Mission Statement
Suicide Prevention International (SPI) is the leading not-for-profit organization developing, implementing, and funding suicide prevention projects in the United States and worldwide. SPI utilizes its international network of experts to decide what projects are most likely to prevent suicide, selects the investigators to work on them, and is an active partner in conducting the projects from beginning to end. SPI is also concerned with providing support to survivors of suicide - children, youth, and adults who have lost a relative or friend to suicide. In furtherance of these goals, SPI undertakes educational projects aimed at mental health professionals who deal with suicidal patients or survivors, as well as educational and outreach projects intended for the public.
Current Suicide Prevention Initiatives
  Recognizing an Imminent Suicide Crisis (RISC)
Physician Depression and Suicide Prevention
Support for Survivors of Suicide
Youth Suicide Prevention 
Suicide Prevention in Rural China
Suicide Prevention in Vietnam
New Project: Reducing Suicide among Veterans of the Wars in Iraq and Afghanistan
The high rate of suicide among veterans of the wars in Iraq and Afghanistan has become a source of public concern. Although our ability to recognize veterans at risk for suicide and intensify the psychiatric care they receive is increasing, they need more than individual psychiatric care. Their problems include work, social relations, and relations with their families. Family Psychoeducation (FPE) has been demonstrated to improve the results of all other treatments with which it has been tried –reducing symptoms, and relapse rates, and improving social and family relations and overall life functioning. No FPE project, with veterans or civilians and their families has included veterans known to be at risk for suicide which this project will do.
Life Lines Luncheon : Date Set – Honorees Selected
Gary Sinise, screen star and lead in CSI New York will receive our Humanitarian Award for his work and that of the Gary Sinise Foundation on behalf of veterans suffering from the physical and psychological aftermath of combat. Christie Civetta, Northeastern sophomore, will receive our Survivors Award for her remarkable accomplishments in raising awareness among young people and support from corporations for SPI’s youth suicide prevention initiatives. Herbert Hendin, SPI CEO and Medical Director, will receive our Lifetime Achievement Award for his outstanding contributions to our knowledge of suicide and how to prevent it. The luncheon will be held at the University Club in Manhattan on November 16th.
Collaboration of SPI and the Gary Sinise Foundation
A shared interest in helping veterans has led to a collaboration between SPI and Gary Sinise and the Gary Sinise Foundation. The collaboration will be announced at the Life Lines Luncheon (see above). The organizations will run ProAm Golf Events at outstanding golf courses on the East and West Coast in 2012 in which the proceeds will be divided between them. Gary Sinise’s love of golf and that of Al Rabil, Chair of the Life Lines Luncheon contributed to this unique collaboration. Brigadier General Colleen McGuire, Head of the Army Task Force on Suicide Prevention, and a guest speaker at the Luncheon, will describe the Army’s efforts at suicide prevention and express appreciation at the collaboration of the Gary Sinise Foundation and SPI to help in those efforts.
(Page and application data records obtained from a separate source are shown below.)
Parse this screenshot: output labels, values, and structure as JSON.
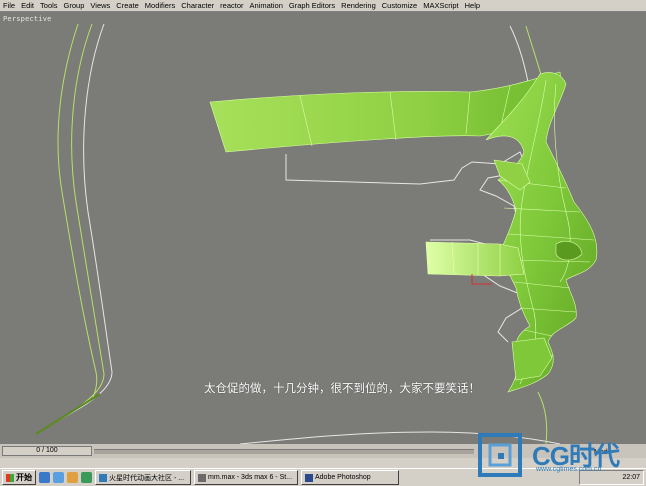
{
  "menu": [
    "File",
    "Edit",
    "Tools",
    "Group",
    "Views",
    "Create",
    "Modifiers",
    "Character",
    "reactor",
    "Animation",
    "Graph Editors",
    "Rendering",
    "Customize",
    "MAXScript",
    "Help"
  ],
  "viewport": {
    "label": "Perspective"
  },
  "caption": "太仓促的做，十几分钟，很不到位的，大家不要笑话！",
  "timeline": {
    "frame": "0 / 100",
    "mode": "Mode"
  },
  "taskbar": {
    "start": "开始",
    "tasks": [
      "火星时代动画大社区 - ...",
      "mm.max - 3ds max 6 - St...",
      "Adobe Photoshop"
    ],
    "clock": "22:07"
  },
  "watermark": {
    "brand": "CG时代",
    "url": "www.cgtimes.com.cn"
  },
  "colors": {
    "mesh_light": "#b5ec6a",
    "mesh_dark": "#6fae2a",
    "wire": "#e8ffb0",
    "background": "#7b7b77"
  }
}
The American Mental Health Foundation honored Suicide Prevention International for "outstanding innovative research and treatment programs that are making a major contribution to suicide prevention." Evander Lomke, the Executive Director of AMHF, presented the Foundation's 2011 Stefan de Schill Award plaque and a check to Herbert Hendin, SPI's CEO and Medical Director, at SPI's Walk for Life on May 7th.
Groundbreaking SPI Study Shows That Suicidal Behavior Can Be Predicted

Herbert Hendin, M.D.

An enormous barrier to our ability to prevent suicide has been the inability to predict when someone is at acute risk (within 3 months) for suicidal behavior. Herbert Hendin, CEO and Medical Director at Suicide Prevention International, leads a group that developed an instrument, the Affective States Questionnaire (ASQ) that has demonstrated the ability to do just that. Click here to read more.